Department for Correctional Services launches first Aboriginal Strategic Framework of its kind in Australia

Friday 12 February, 2021

In an Australian first, the Department for Correctional Services (DCS) has released a ground-breaking Aboriginal Strategic Framework (ASF) 2020-2025.

The ASF is the first of its kind in the nation to encompass the needs of prisoners, offenders, staff and community.
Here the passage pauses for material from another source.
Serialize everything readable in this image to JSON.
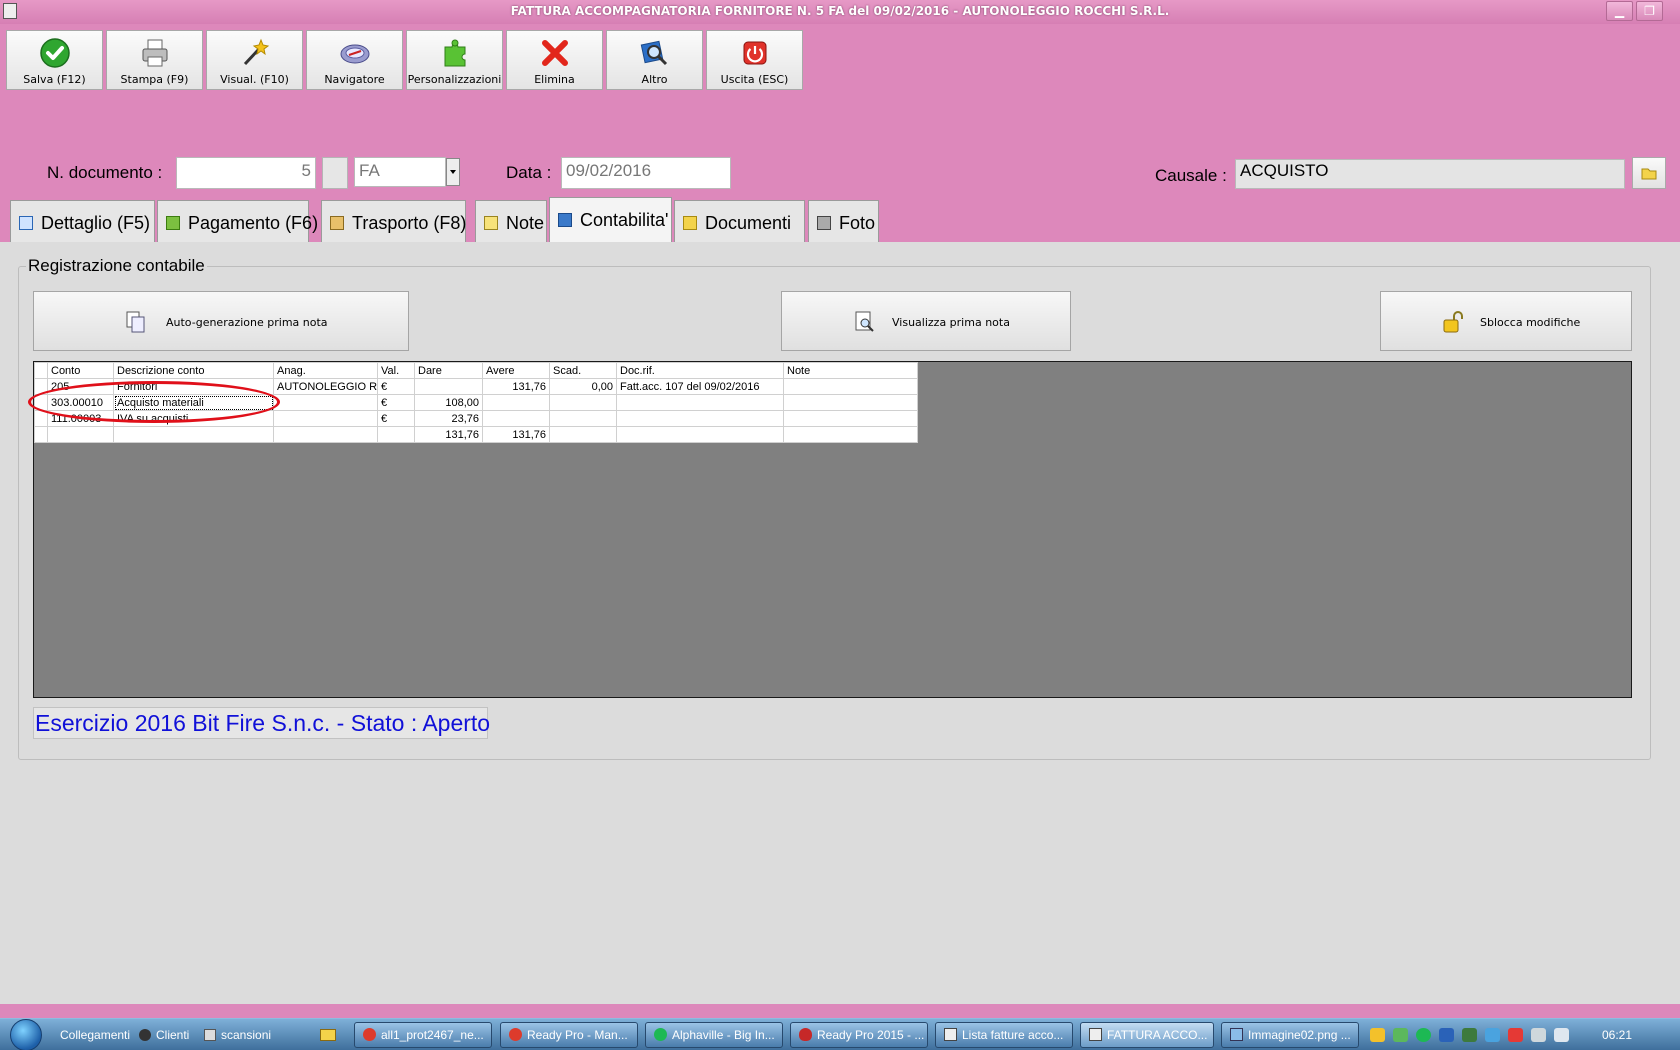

It provides a culturally informed and tailored approach to address the needs of Aboriginal prisoners and offenders and ensures that DCS programs, policies and supports are culturally safe.

The framework was informed through consultation with prisoners, staff and the community and outlines three components to improve outcomes for Aboriginal people: ​

  1. Ensure access to programs and services that are responsive to the unique cultural and gendered need of Aboriginal prisoners.
  2. Build a culturally competent and responsive workforce.
  3. Increase Aboriginal economic participation and strengthen partnerships with organisations, businesses and Aboriginal communities.

Minister for Correctional Services Vincent Tarzia said the Marshall Liberal Government is proud to be the first government to introduce the important framework.

South Australia leads the nation with the lowest recidivism rate and has the second highest percentage of prisoner education participation in the country.

“We are working hard and achieving important milestones, but acknowledge there is more work to be done to address the overrepresentation of Aboriginal people in the Correctional Services system,” Minister Tarzia said.

“The ASF highlights the importance of considering Aboriginal cultures in our everyday business if we are to improve outcomes for Aboriginal people.

“The document was designed and printed by Aboriginal business and features artwork created by Aboriginal DCS staff.

“It defines actions that are responsive to community need and are practical and measurable.

Department for Correctional Services Chief Executive, David Brown, said the ASF builds on the progress the Department has already made to provide culturally responsive approaches to offender management.

“Although the Department has implemented a range of initiatives to better address the needs of Aboriginal prisoners and offenders over recent decades, there continues to be significant overrepresentation of Aboriginal people in our justice system,” Mr Brown said.

“While DCS alone is not responsible for this significant issue, or able to fix it in isolation, we do have a key role to play, and the ASF creates a roadmap for the Department and key stakeholders.”